Contrary to the image of Generation Y as the "Net Generation," internet users in their 20s do not dominate every aspect of online life. Generation X is the
most likely group to bank, shop, and look for health information online. Boomers are just as likely as Generation Y to make travel reservations online. And even Silent Generation internet users are competitive when it comes to email (although teens might point out that this is proof that email is for old people).
The web continues to be populated largely by younger generations, as over half of the adult internet population is between 18 and 44 years old. But larger percentages of older generations are online now than in the past, and they are doing more activities online, according to the Pew Research Center's Internet & American Life Project surveys taken from 2006-2008.
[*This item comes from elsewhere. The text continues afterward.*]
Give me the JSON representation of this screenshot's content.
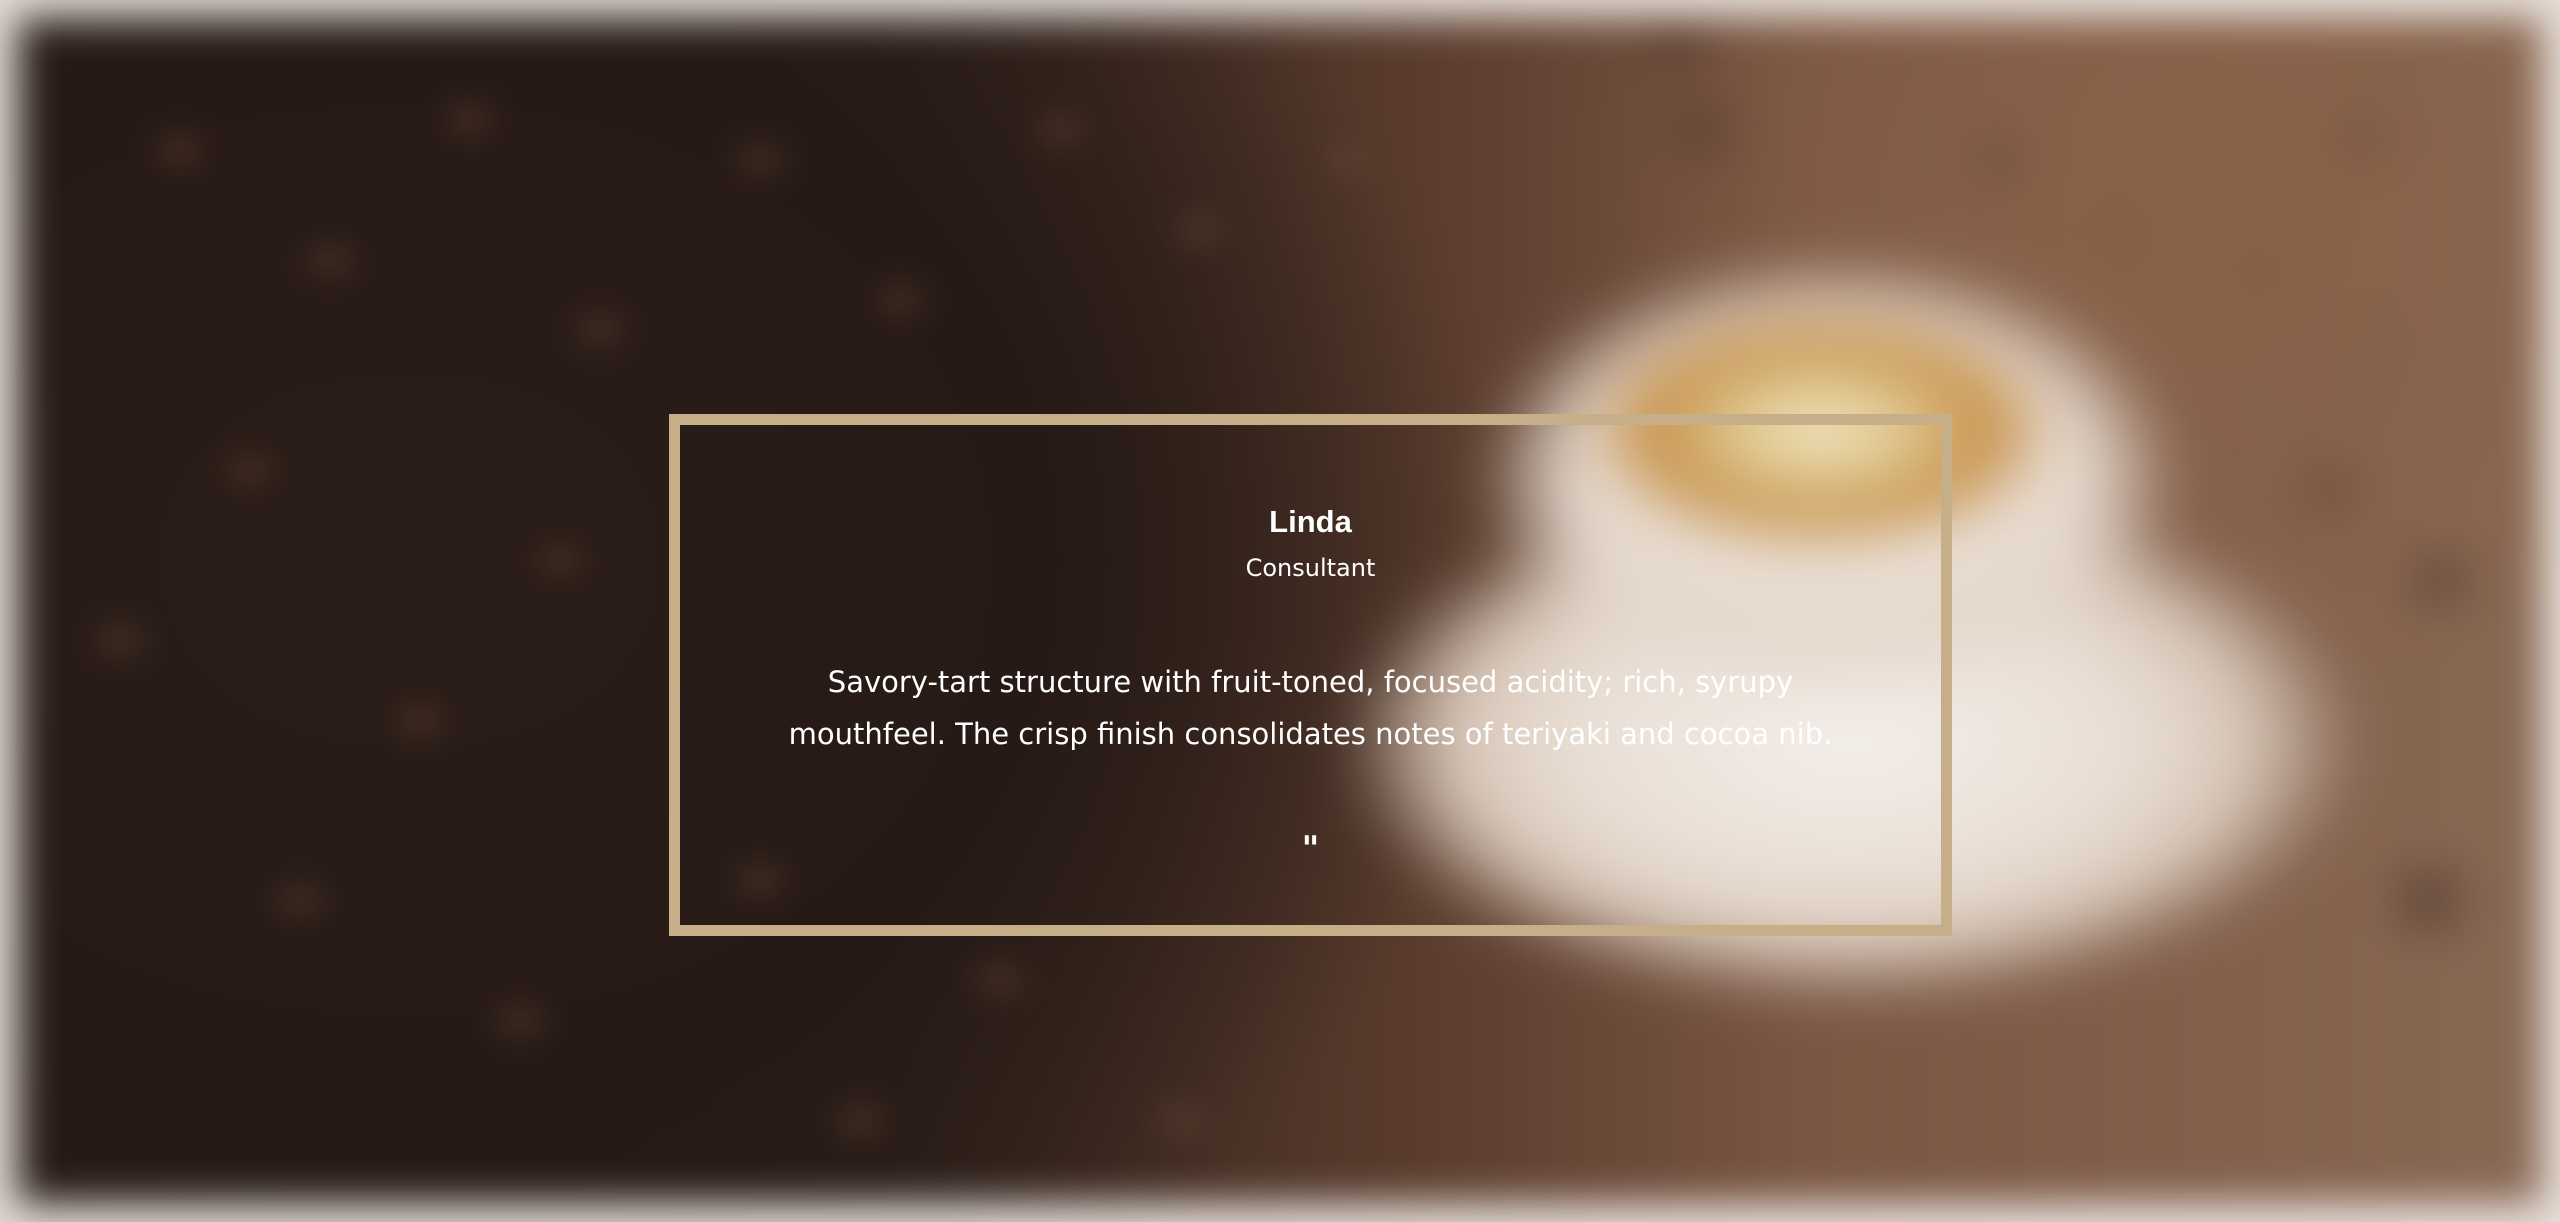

Teens and Generation Y (internet users age 18-32) are the most likely groups to use the internet for entertainment and for communicating with friends and family. These younger generations are significantly more likely than their older counterparts to seek entertainment through online videos, online games, and virtual worlds, and they are also more likely to download music to listen to later. Internet users ages 12-32 are more likely than older users to read other people's blogs and to write their own; they are also considerably more likely than older generations to use social networking sites and to create profiles on those sites.
Compared with teens and Generation Y, older generations use the internet less for socializing and entertainment and more as a tool for information searches, emailing, and buying products. In particular, older internet users are significantly more likely than younger generations to look online for health information. Health questions drive internet users age 73 and older to the internet just as frequently as they drive Generation Y users, outpacing teens by a significant margin. Researching health information is the third most popular online activity with the most senior age group, after email and online search.
Full report (pdf) from here.
That last point about the importance of health-related search is interesting. I'm hoping to organise a one-day symposium on this later in the year.